Admitting to depression, even in today’s society, is difficult. There are stigmas and prejudices that come along with that acknowledgment. For dads, this can be even more difficult.
Admitting to depression, even in today’s society, is difficult. There are stigmas and prejudices that come along with that acknowledgment that weigh heavy on those dealing with the issue of personal mental health treatment. For dads, this can be even more difficult because we feel the extra burden of being a support and a source of a certain type of strength for those around us. The deep-rooted belief that men should never show any signs of weakness, I believe, led to many undiagnosed mental issues–especially depression.
I have experienced this for the majority of my life. For a very long time, I think I knew that there was an underlying problem, something that made me not exactly mesh with the world around me. The sad part is that for thirty-eight and a half years, I just accepted it as who I was and everyone else just needed to get over it. The sudden outbursts of rage or the days of lethargy and slothfulness were just a way of life that I somehow managed to navigate and continue to function.
I became very good at being a certain person in public and being the “real” me with my family. This is not anything I am proud of; it is simply a look at who and what I was. Most of the world assumed I was an even-mannered, nice guy, who loved his family. Most of the time that is who I was, however, during the dark days, I was someone much different. While I was never physically abusive, I know that through my words, and sometimes lack of words, I did as much damage to my immediate family as a punch or a kick.
The saddest part of all that is even in the midst of my tirades or the times I simply couldn’t speak, I knew I was wrong. I knew I was doing damage, and I knew that I had to stop and completely change. I knew that when my wife needed me to tell her I loved her, or my kids needed a word of encouragement, I was supposed to be able to give it to them. I knew that when I had lost my temper over something trivial I should stop. I was aware that when an event required me to leave the house to spend quality time with them in the outside world, that I needed to.

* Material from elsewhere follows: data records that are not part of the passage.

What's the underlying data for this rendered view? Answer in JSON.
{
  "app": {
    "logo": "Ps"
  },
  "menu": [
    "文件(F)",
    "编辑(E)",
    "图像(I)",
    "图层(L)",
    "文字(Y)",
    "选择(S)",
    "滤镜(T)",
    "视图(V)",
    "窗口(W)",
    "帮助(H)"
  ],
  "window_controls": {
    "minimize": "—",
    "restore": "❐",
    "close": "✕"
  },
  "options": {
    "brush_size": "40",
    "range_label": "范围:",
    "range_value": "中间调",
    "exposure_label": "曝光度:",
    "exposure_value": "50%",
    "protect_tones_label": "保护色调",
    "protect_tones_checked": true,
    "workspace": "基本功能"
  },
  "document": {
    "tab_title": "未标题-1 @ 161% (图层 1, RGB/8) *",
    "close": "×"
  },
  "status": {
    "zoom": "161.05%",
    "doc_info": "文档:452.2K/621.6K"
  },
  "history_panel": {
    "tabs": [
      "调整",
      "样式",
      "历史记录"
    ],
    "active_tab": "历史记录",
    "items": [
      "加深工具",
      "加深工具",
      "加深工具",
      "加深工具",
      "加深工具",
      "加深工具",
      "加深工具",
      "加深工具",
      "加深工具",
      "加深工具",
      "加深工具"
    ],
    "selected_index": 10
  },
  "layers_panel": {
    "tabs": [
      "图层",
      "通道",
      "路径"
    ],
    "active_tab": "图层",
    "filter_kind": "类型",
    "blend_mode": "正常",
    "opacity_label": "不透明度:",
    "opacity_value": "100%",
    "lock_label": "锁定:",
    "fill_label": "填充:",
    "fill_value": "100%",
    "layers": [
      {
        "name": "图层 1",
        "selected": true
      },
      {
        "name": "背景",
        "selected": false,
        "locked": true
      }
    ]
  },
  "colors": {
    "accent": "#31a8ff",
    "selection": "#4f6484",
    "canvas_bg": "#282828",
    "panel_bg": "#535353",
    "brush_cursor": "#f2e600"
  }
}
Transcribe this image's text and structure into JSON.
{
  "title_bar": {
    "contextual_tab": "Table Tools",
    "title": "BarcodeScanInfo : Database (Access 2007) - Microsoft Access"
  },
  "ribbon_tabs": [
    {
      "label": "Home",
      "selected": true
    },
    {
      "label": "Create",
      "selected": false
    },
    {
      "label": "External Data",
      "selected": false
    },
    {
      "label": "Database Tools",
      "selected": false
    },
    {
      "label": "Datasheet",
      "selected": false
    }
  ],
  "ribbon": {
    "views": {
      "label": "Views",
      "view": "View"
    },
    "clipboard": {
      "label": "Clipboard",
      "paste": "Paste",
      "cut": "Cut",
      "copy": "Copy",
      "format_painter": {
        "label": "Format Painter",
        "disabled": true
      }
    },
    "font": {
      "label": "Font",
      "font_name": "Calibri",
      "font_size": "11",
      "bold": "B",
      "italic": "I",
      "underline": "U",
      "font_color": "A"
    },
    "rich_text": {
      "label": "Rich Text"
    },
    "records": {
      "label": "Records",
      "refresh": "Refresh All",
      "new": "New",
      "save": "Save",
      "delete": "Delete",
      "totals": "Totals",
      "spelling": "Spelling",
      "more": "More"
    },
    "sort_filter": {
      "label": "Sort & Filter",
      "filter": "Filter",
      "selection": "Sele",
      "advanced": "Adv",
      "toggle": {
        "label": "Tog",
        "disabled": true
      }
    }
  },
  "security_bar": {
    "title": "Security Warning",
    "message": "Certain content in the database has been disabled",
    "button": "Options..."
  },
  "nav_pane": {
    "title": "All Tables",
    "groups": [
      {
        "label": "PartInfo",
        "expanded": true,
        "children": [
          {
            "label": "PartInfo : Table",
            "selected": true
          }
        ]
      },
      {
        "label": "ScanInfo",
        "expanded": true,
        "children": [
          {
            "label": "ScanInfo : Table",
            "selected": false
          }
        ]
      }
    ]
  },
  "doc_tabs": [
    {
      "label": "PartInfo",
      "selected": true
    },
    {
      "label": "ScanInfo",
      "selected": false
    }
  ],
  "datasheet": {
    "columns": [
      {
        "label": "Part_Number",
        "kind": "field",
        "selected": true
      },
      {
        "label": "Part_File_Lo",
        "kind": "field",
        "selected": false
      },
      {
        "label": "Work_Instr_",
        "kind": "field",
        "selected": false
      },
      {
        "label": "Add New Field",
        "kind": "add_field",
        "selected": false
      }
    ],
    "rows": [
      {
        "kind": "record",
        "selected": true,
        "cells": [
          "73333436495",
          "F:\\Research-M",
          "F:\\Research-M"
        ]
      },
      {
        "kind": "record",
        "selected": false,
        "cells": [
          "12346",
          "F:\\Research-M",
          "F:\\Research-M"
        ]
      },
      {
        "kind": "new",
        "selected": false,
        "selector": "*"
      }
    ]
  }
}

I simply couldn’t.
Unfortunately, for me it took seeing the damage I was causing to finally decide to figure out what my problem was. I saw my children react in ways I didn’t like to the smallest issues. The arguments with my wife were tearing me apart on the inside, and the things I needed to say to her just weren’t coming out. I feared that my stubbornness or demons or whatever you wanted to call them were going to cause me to lose them all.
So I began to research, a lot of research into what exactly was going on with me. Was I crazy? Was I normal? Was it my childhood? I read online articles, I took online mental health quizzes and finally I came to the hard and serious conclusion that it was time to seek real professional help. This was something I wasn’t going to be able to stop on my own, and it wasn’t something that was going to go away.
Even at this point I couldn’t do it on my own, I finally sat down and had a frank conversation with my wife. I told her something was wrong with me; I wasn’t sure if it was depression exactly, but I knew it needed to be dealt with. I had her make the appointment, and I finally made the biggest doctors visit of my life. After some time with the doctor and finally being honest with myself, I was diagnosed with depression. I was prescribed an antidepressant and my treatment began.
Today I can tell you I am a much different person than I was just a few months ago. My wife has noticed the things that used to put me in a tailspin are no longer as big an issue. I have found a way to deal with them instead of exploding in a rage or folding like a cheap table into days of doom and gloom. I enjoy my family again, I finish projects, I go to events and take part in family activities. Just finishing this article is a major achievement and something I couldn’t have done six months ago.
Many men out there today are facing the same struggles and the same fears that I do, and, unfortunately, they aren’t taking the steps to get help. They aren’t taking those steps because of many reasons, but the main reason is just plain fear. It’s a fear of failure, a fear of judgment, a fear of knowing that something actually can be out of your control, and for many of us that is too hard to face.
Being able to look at myself and be able to realize that I am indeed an important part of the lives of those around me, and not just a one-man show is a great reward. To understand that my influence on my family and especially my children can be a positive thing and not a continuing cloud of negativity, brings me joy and a lot of hope. Hope not only for me but for the generations to follow.
Photo: Flickr/ Thomas Hawk